_What you will do_
Take from the material every line containing the string "załącznika" and copy it.

### Source data ###

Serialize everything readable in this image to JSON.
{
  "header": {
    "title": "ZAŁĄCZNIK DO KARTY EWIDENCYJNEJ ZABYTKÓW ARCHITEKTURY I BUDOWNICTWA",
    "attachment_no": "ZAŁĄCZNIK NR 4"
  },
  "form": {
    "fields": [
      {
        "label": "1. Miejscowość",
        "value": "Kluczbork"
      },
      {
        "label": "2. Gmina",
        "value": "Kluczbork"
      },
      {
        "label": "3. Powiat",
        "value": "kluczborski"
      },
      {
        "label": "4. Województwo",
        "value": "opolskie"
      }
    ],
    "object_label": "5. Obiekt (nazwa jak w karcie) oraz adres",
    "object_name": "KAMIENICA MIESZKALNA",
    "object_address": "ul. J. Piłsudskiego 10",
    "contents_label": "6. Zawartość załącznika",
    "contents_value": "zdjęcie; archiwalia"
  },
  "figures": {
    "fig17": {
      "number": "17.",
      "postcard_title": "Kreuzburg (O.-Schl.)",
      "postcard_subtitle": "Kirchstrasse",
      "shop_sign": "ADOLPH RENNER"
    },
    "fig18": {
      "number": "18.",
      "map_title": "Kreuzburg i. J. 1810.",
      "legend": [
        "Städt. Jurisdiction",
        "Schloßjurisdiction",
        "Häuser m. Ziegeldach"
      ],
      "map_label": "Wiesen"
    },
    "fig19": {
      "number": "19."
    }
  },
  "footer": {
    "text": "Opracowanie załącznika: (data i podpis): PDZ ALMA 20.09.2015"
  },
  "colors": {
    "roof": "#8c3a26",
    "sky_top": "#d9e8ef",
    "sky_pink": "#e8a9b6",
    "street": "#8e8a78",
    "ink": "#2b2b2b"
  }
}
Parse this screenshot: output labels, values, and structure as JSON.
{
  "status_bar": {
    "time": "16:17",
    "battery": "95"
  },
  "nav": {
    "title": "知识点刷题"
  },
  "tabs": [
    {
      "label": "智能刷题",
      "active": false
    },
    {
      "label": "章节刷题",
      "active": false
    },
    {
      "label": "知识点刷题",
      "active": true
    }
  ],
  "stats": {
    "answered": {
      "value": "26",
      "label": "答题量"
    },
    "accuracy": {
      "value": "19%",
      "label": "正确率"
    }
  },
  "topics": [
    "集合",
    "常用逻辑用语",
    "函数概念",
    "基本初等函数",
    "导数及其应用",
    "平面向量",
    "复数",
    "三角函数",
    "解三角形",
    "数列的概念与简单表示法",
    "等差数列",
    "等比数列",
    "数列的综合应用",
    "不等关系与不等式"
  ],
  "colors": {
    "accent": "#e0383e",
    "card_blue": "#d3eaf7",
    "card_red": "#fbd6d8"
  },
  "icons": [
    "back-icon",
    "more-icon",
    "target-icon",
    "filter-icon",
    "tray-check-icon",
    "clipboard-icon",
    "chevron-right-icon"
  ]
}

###

_Solved exercise_
    "contents_label": "6. Zawartość załącznika",
    "text": "Opracowanie załącznika: (data i podpis): PDZ ALMA 20.09.2015"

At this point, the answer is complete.